It is now a requirement in 37 U.S. states and the District of Columbia that practicing massage therapists complete a qualifying massage therapy licensure program in order to conduct business. As more states follow suit, it is almost certain that future massage therapists will have to hold a license in massage therapy to work in the field.

Massage therapy is gaining more and more respect as a therapeutic alternative and supplement to traditional medical care, as well as a method of preventing many conditions. As the popularity of massage grows, the public is becoming better educated as to the importance of proper technique and training. Increased awareness has directly resulted in the increase of regulation imposed on the field by states and local municipalities. It is in the best interest of clients and therapists to complete a massage therapy licensure program to ensure career flexibility and quality, ethical patient treatment.

General Licensing Requirements For Massage Therapists

Massage therapy is regulated on the state level in the U.S.; in some states, particularly those with no state requirement, massage therapy is regulated on a smaller, local level (town, city, or county). The result of all this localized regulation is diverse requirements which vary significantly across the country. It is critical for students of massage therapy to check local and state massage therapy licensure program requirements so that they can be sure they will graduate from a program with the ability to work legally.

In the most basic terms, states require that students

• Successfully complete a formal massage therapy program
• Pass a national certification exam or state certification exam

To maintain licensure, students in most states must fulfill continuing education requirements as well.

Aspects Of Quality Massage Therapy Programs

There are certain factors students should be aware of when choosing a massage therapy licensure program. First off, students must be aware of what programs will be accepted for licensure in their state; out of over 1300 programs, only about 300 are accredited by a state board or education department agency. More than two-thirds of the programs may not be accepted by states or by professional certification boards for licensure. Accreditation is the first consideration when choosing a program.

Qualified programs will include coursework that focuses on the human body such as anatomy and physiology, organs, tissues, body mechanics, and motion and movement (kinesiology) as a base.
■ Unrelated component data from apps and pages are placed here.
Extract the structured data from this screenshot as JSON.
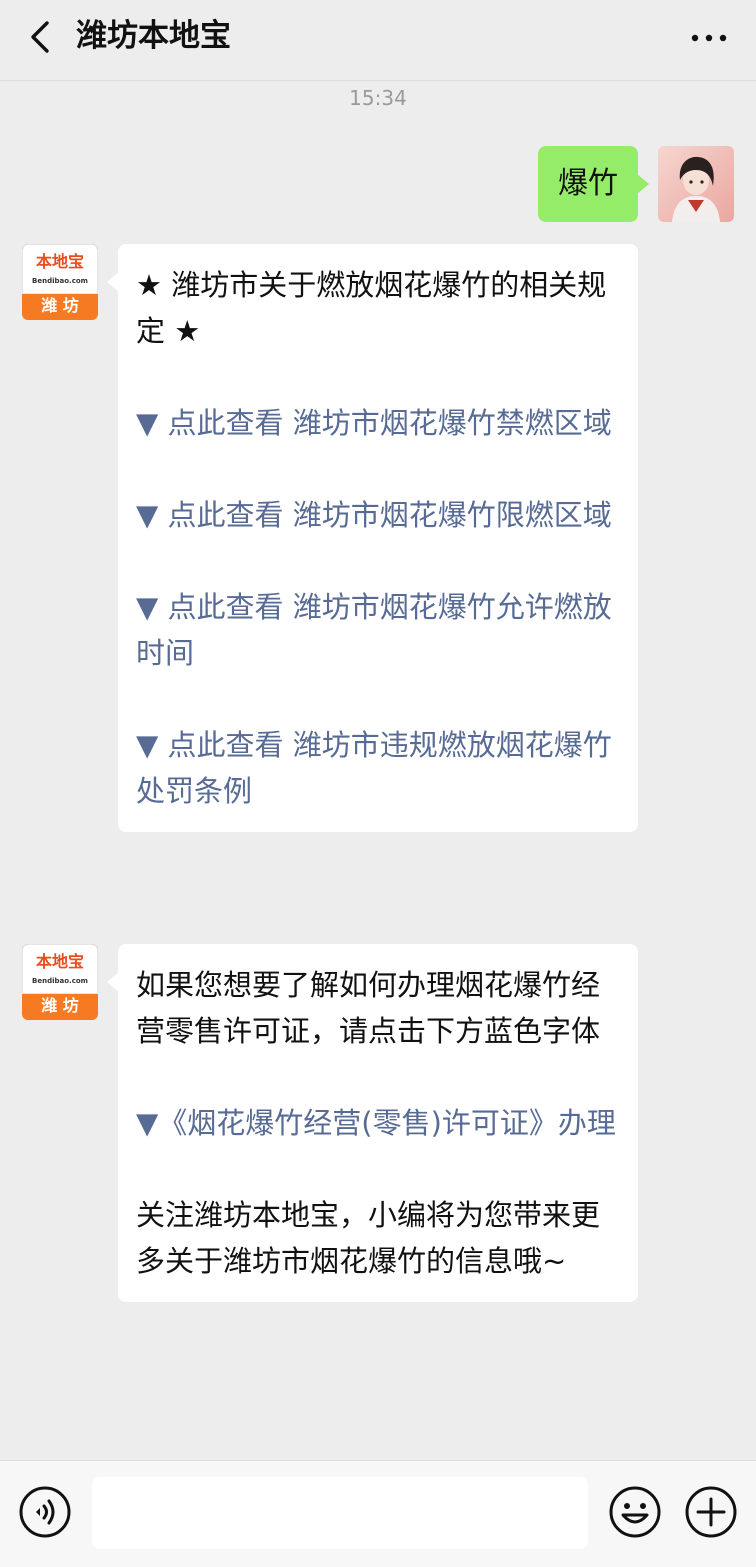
{
  "header": {
    "title": "潍坊本地宝"
  },
  "chat": {
    "timestamp": "15:34",
    "user_message": "爆竹",
    "bot_avatar": {
      "brand": "本地宝",
      "domain": "Bendibao.com",
      "city": "潍 坊"
    },
    "message1": {
      "heading": "★ 潍坊市关于燃放烟花爆竹的相关规定 ★",
      "links": [
        "▼ 点此查看 潍坊市烟花爆竹禁燃区域",
        "▼ 点此查看 潍坊市烟花爆竹限燃区域",
        "▼ 点此查看 潍坊市烟花爆竹允许燃放时间",
        "▼ 点此查看 潍坊市违规燃放烟花爆竹处罚条例"
      ]
    },
    "message2": {
      "intro": "如果您想要了解如何办理烟花爆竹经营零售许可证，请点击下方蓝色字体",
      "link": "▼《烟花爆竹经营(零售)许可证》办理",
      "outro": "关注潍坊本地宝，小编将为您带来更多关于潍坊市烟花爆竹的信息哦~"
    }
  },
  "colors": {
    "user_bubble": "#95ec69",
    "link": "#576b95",
    "brand_orange": "#f57a22"
  }
}
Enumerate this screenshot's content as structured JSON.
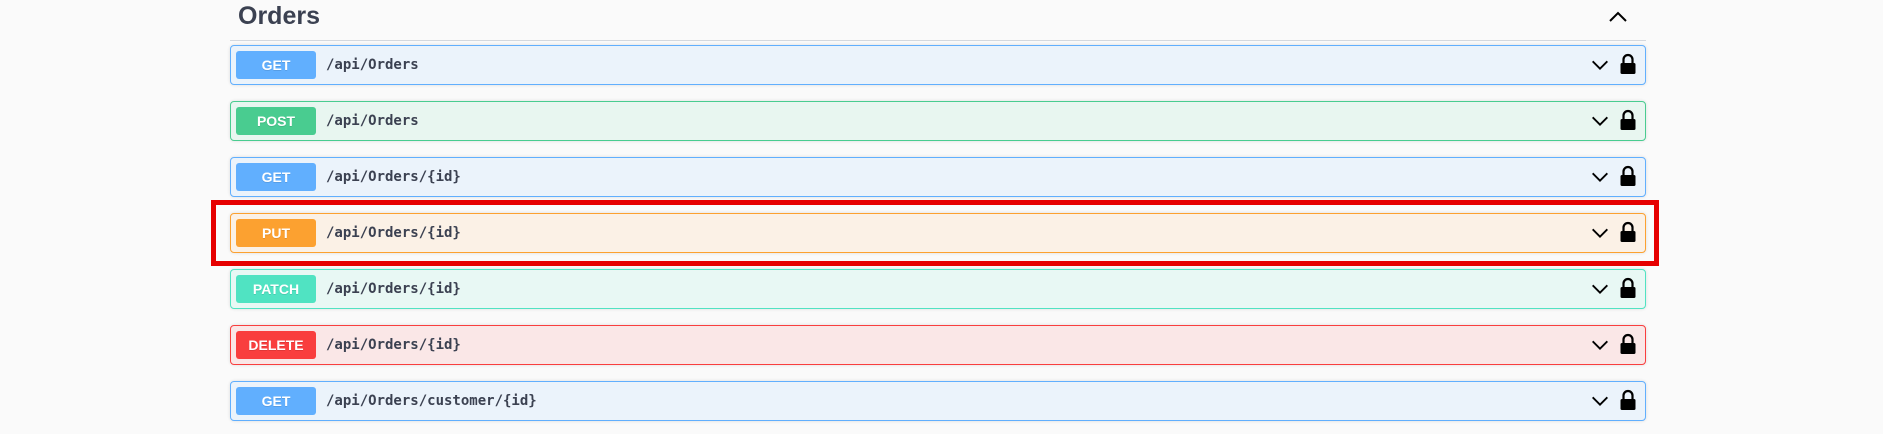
{
  "section": {
    "title": "Orders"
  },
  "operations": [
    {
      "method": "GET",
      "path": "/api/Orders"
    },
    {
      "method": "POST",
      "path": "/api/Orders"
    },
    {
      "method": "GET",
      "path": "/api/Orders/{id}"
    },
    {
      "method": "PUT",
      "path": "/api/Orders/{id}"
    },
    {
      "method": "PATCH",
      "path": "/api/Orders/{id}"
    },
    {
      "method": "DELETE",
      "path": "/api/Orders/{id}"
    },
    {
      "method": "GET",
      "path": "/api/Orders/customer/{id}"
    }
  ],
  "highlighted_operation": 3,
  "colors": {
    "get": "#61affe",
    "post": "#49cc90",
    "put": "#fca130",
    "patch": "#50e3c2",
    "delete": "#f93e3e",
    "highlight": "#e60000"
  },
  "icons": {
    "section_toggle": "chevron-up-icon",
    "expand": "chevron-down-icon",
    "auth": "lock-icon"
  }
}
Business and ethics classes are also included, and of course many hours of technique study and practice; in total, most regulatory bodies require a minimum of a 500 hour massage therapy licensure program.

Though choosing a licensing program for massage therapy can be confusing, it helps to look for a program that is accepted by the National Certification Board for Therapeutic Massage and Bodywork (NCBTMB). The NCBTMB sets the standards for the field, and their standards are what many states use to set their own regulations. In many instances, the NCBTMB exceeds state regulatory requirements, so an investment in a massage therapy licensure program that meets their needs is the easiest way to ensure a quality education in massage therapy that is sure to meet most any state requirements and prepare the student for a quality career in massage therapy.